Discovery well - Flows naturally at 65 barrels per day ("BOPD") of oil (e.g.) for the first week, at an oil-water ratio of 90% oil. Total fluid: 72 BPD. Water in this mix: 7 barrels ("BWPD"). Too small a fraction to justify drilling a well solely for the purpose of disposing of the water. Therefore, accumulate the water in the surface facilities and haul it away in a truck provided by a service company for such purpose. In one month's time, the producer has accumulated about 210 barrels. Cost of disposing of this relatively small amount: about $1 per barrel. Disposal cost: $210/month.
Depending upon any change in the oil water ratio in the first well, or the drilling program dictated by the scope of the discovery (i.e., several pays, extent of the discovered zone, etc.) more water will be produced until a cost "crossover" is reached, whereby it is cheaper to drill a salt-water disposal well into one of many aquifers in the Basin and to pump or flow by gravity any water that has been produced by the oil into such water-disposal well. Driving this decision is the rate at which the water in the formation increases as the well matures. In the example above, the $210/month can go to $420/month if the oil water ratio in the discovery well goes to 80/20, or if a delineation well or development well exhibits the same 90/10 oil water ratio.
An indispensable strategy we use after making a discovery (remember that our "track record" of discovery wells in the Basin hovers at about 50% thus far, over a two-year span) is to then drill a "delineation well" in an attempt to ascertain the extent of the discovered reservoir. The risk level of this activity is termed: "delineation risk" and it makes sense that wells of this type are more often successful than initial test wells. They are however more risky than a "development well" that is drilled smack in the middle of two wells that produce from that same continuous formation.
While delineating a new field, inevitably a dry hole will be drilled when the limit of the reservoir is exceeded. It is usually at this time that the producer elects to convert that "dry hole" into a salt-water disposal well, because he has already paid the price of drilling and logging the borehole.

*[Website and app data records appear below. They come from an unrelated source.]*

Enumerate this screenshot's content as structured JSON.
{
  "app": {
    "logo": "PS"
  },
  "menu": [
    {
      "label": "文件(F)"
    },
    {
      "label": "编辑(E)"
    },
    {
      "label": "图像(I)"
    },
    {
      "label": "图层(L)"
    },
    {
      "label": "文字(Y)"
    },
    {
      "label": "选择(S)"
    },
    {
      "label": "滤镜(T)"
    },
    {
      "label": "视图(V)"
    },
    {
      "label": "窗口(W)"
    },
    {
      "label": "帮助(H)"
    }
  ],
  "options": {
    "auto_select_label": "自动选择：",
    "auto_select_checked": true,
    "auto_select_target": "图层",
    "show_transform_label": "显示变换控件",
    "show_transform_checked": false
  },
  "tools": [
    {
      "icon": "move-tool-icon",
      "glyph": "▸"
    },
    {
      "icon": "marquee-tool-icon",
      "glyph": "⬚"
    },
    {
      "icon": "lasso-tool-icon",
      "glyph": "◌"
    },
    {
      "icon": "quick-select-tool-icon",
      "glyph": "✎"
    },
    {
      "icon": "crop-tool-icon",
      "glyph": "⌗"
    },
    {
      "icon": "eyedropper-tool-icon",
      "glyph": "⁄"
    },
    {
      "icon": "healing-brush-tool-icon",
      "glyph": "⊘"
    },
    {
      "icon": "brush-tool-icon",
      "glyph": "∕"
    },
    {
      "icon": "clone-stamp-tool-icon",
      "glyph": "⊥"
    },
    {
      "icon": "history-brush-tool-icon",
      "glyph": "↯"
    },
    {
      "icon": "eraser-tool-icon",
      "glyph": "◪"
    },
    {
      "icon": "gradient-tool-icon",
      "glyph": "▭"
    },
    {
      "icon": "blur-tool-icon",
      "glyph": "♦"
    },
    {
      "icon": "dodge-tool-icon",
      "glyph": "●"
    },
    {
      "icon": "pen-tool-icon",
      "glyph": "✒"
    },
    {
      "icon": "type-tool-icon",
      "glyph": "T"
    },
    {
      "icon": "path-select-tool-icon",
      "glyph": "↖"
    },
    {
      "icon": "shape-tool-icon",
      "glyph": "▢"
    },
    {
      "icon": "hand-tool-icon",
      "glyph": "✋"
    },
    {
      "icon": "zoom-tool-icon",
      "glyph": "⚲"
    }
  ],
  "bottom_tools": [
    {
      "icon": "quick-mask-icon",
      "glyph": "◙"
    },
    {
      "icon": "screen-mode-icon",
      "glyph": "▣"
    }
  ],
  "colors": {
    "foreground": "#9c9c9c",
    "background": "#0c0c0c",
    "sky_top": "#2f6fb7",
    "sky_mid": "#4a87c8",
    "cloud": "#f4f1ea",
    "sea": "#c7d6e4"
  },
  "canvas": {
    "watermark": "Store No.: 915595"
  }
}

Assuming a Wilcox oil well has a producing life of twenty years and that water disposal to some extent is necessary over 90% of the life of such well, and the water ratio changes with time from (e.g.) ten percent to 95%, then an average of water production over that time is 38 BWPD, or an average disposal cost by truck of $1,200 per month, per well. If there are two wells, that cost is double. It is triple for three wells, and so on. Most of the fields we participate in are at least two well fields and therefore it is inevitable that a salt-water disposal well becomes economically justifiable at their approximate cost of $180K to drill and complete. Remember that in most instances, the borehole of such well had an oil reservoir exploratory or delineation purpose to begin with.
Assuming the usual incremental cost of completing a salt water disposal well (a cased & perforated exploratory or delineation borehole) is $100K. Assume further that the well should recover its capital cost in 36 months and serve 2.5 wells (a statistical midpoint) with 20-year averaged water production per well of 35 BWPD. Add to that a monthly operating expense of $250 for the well. The disposal cost in this iteration is about $1.15 per barrel for the first three years, but drops to about 10 cents per barrel after that for the remaining life of the production.